Poaching has increased tenfold, especially in Africa where twelve park rangers were killed at Virunga National Park in the Democratic Republic of Congo.
The rangers were accompanying a driver and four civilians for protection, but all were killed by sixty militiamen.
According to BBC News, Virunga is a UNESCO World Heritage site for endangered mountain gorillas which had to shut down because of the pandemic.
As gorillas share 98% of human DNA, they are at risk of the virus the same as us. Closing the park has drastically reduced its funding.
Thankfully, some of the mega-rich of Hollywood have been stepping up to the plate to help the animals who cannot help themselves.
Leonardo DiCaprio, who starred in James Cameron’s Titanic, The Wolf of Wall Street, and Romeo and Juliet, as well as other top films, has co-founded a group called Earth Alliance that will help support the park, and he donated part of the two million dollar startup costs.
The European Commission, Global Wildlife Conservation, and Emerson Collective have also contributed funds.
Leonardo DiCaprio has been involved in environmental issues for many years. In 2016, he hosted Before the Flood, a documentary with top scientists to promote awareness of climate change. Since the pandemic, he has founded America’s Food Fund in order to fight hunger in the United States.
As of May 18, 2020, the charity has raised twenty-six million dollars. In 2013, Leonardo DiCaprio was one of the executive producers on the documentary Virunga which was released the following year and nominated for an Oscar award.
In a statement released by BBC News, he commented, “I had the great honor of meeting and supporting Virunga’s courageous team in their fight against illegal oil drilling in 2013.
Virunga urgently needs funds to protect the endangered mountain gorilla population, to provide support to the rangers and the families of rangers who have fallen in the line of duty, and to help deliver essential disease prevention efforts.”
In July of 2019, Leonardo DiCaprio and Earth Alliance committed five million dollars to the protection of the Amazon rainforest as burning escalated from ranchers clearing land for cattle.
Its website describes Virunga National Park, Africa’s oldest national park. It covers three thousand square miles of the Congo from the Rwenzori “Mountains of the Moon” in the north traveling south to the Virunga Massif, but it is located in an area that has been plagued by war for over twenty years.
The southern part includes the dormant volcano, Mikeno, and Lake Edward is located in the central area. There are usually seven hundred rangers on staff who daily risk their lives to protect the park and its inhabitants.
The park hosts twenty-two species of endangered gorillas and chimpanzees and has two hundred and eighteen species of mammals including lions, hippos, and two different species of elephants. Seven hundred and six bird species call the park home as well as one hundred and nine reptile species and seventy-eight amphibian species.

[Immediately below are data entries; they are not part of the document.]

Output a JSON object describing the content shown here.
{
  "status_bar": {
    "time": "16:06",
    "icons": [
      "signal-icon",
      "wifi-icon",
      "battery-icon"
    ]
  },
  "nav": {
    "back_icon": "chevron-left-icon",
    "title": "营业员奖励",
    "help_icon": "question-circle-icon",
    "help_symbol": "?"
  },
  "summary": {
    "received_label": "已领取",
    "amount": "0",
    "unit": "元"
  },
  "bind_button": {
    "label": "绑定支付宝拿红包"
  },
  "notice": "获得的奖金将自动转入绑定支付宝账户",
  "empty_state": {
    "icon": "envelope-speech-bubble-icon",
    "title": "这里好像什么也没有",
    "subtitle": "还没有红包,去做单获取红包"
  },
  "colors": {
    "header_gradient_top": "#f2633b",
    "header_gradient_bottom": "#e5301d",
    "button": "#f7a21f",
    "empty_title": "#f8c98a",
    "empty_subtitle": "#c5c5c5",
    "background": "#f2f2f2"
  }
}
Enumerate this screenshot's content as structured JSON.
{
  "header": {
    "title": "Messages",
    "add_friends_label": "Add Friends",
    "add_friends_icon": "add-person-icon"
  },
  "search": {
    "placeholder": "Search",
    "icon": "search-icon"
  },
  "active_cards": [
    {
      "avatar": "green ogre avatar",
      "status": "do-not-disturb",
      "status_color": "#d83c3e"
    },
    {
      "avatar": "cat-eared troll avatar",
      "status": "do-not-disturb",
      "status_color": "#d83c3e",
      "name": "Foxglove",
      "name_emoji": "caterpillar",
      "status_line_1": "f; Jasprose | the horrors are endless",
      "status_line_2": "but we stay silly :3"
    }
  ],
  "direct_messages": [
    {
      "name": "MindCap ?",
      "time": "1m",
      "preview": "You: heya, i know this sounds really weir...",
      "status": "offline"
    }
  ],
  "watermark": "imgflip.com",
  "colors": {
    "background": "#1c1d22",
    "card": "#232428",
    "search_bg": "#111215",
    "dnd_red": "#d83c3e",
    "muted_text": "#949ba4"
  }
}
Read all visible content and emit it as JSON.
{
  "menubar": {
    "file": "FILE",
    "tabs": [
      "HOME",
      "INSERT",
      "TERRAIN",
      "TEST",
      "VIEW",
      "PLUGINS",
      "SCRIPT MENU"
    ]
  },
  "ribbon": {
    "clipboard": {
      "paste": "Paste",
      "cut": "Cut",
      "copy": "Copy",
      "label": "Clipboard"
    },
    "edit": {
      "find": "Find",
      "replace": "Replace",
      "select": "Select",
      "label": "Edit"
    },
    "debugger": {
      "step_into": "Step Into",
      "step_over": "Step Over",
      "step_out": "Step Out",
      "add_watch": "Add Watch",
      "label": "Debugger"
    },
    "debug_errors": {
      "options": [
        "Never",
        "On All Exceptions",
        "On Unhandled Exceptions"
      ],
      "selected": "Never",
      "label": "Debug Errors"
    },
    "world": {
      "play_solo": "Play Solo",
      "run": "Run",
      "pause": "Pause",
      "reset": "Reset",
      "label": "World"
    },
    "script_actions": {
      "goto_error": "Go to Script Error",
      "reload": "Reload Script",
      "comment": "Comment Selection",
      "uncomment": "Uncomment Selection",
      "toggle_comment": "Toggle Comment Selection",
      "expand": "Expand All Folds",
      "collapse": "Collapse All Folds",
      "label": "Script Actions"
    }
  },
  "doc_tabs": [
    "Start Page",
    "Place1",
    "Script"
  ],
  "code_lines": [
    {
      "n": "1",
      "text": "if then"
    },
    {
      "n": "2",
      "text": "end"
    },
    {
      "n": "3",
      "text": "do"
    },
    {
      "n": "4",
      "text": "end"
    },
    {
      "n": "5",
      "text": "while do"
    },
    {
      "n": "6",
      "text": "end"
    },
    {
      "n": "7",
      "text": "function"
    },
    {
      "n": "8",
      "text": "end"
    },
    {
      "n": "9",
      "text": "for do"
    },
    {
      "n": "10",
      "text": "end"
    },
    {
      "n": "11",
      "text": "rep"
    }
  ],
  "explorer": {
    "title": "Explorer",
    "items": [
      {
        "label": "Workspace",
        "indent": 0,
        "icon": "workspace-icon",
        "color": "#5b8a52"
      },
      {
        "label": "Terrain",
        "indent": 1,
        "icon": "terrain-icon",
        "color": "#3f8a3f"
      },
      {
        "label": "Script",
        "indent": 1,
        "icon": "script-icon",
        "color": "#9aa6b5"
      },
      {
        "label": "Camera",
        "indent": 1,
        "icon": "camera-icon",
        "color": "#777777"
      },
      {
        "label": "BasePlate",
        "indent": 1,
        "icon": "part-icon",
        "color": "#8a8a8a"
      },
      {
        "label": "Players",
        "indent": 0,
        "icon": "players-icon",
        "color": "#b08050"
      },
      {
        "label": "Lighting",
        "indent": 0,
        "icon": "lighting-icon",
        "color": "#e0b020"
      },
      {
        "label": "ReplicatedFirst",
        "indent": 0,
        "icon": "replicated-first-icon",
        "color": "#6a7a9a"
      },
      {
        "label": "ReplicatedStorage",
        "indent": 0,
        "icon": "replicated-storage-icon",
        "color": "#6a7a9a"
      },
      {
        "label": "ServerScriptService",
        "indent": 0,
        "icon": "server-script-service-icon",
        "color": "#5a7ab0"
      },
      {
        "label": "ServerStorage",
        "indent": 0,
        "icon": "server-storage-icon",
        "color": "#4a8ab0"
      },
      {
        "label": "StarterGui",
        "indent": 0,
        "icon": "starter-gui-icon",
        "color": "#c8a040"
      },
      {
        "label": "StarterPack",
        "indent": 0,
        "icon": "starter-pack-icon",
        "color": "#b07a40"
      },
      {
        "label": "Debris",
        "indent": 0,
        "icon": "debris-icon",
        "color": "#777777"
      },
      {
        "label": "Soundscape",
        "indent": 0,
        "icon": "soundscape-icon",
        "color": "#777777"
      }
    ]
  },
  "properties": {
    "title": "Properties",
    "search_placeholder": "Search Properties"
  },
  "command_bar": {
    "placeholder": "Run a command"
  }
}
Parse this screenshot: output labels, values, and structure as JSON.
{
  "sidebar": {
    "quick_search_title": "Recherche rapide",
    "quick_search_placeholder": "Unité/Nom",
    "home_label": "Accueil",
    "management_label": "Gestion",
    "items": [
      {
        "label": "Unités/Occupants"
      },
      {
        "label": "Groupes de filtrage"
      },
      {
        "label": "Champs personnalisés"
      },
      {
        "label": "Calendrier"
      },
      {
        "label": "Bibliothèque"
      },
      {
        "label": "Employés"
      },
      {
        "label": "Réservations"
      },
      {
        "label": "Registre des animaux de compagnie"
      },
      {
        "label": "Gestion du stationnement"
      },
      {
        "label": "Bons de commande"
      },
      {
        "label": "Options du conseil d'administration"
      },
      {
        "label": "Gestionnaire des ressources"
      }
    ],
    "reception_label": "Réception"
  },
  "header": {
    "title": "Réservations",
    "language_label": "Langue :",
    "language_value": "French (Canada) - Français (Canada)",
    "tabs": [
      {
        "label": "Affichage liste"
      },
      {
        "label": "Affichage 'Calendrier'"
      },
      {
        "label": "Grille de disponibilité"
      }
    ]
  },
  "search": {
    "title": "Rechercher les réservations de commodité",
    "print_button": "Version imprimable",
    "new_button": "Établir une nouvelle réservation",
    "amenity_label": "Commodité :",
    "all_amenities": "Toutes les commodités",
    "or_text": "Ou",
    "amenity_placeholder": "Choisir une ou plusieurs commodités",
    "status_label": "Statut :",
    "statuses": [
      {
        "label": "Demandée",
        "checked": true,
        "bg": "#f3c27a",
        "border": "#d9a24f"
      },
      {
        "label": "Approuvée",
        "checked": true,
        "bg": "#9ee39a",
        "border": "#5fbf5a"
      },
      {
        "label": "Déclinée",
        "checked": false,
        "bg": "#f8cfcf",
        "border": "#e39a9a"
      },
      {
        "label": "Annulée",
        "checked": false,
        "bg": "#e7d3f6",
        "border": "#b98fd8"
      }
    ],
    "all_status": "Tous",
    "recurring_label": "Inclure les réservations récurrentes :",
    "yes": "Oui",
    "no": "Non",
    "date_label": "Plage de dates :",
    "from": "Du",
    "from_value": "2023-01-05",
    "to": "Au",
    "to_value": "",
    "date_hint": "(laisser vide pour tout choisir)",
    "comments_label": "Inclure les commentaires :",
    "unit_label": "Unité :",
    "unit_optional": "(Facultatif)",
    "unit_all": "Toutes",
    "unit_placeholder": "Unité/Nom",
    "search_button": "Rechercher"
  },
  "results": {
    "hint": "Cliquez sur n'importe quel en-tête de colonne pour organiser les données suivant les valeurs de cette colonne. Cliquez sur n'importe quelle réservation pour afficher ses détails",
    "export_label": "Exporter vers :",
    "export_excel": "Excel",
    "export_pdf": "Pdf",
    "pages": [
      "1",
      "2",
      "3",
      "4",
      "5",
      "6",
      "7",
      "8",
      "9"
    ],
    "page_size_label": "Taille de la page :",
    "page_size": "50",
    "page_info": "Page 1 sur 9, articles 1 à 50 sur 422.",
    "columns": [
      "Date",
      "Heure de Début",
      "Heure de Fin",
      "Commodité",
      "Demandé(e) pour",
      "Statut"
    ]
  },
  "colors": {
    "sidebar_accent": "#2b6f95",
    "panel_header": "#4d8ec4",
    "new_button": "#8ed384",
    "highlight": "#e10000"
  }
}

When the park was established in 1925 it was called Parc Albert and consisted of just three mountains but since then has gradually expanded to its present size.
Nine years after the Congo gained independence from Belgium in 1960, the park was renamed Virunga National Park. In 1979, it was designated a UNESCO World Heritage Site, and in 2008, the Congolese National Park Authority and the Virunga Foundation formed a partnership to manage the property.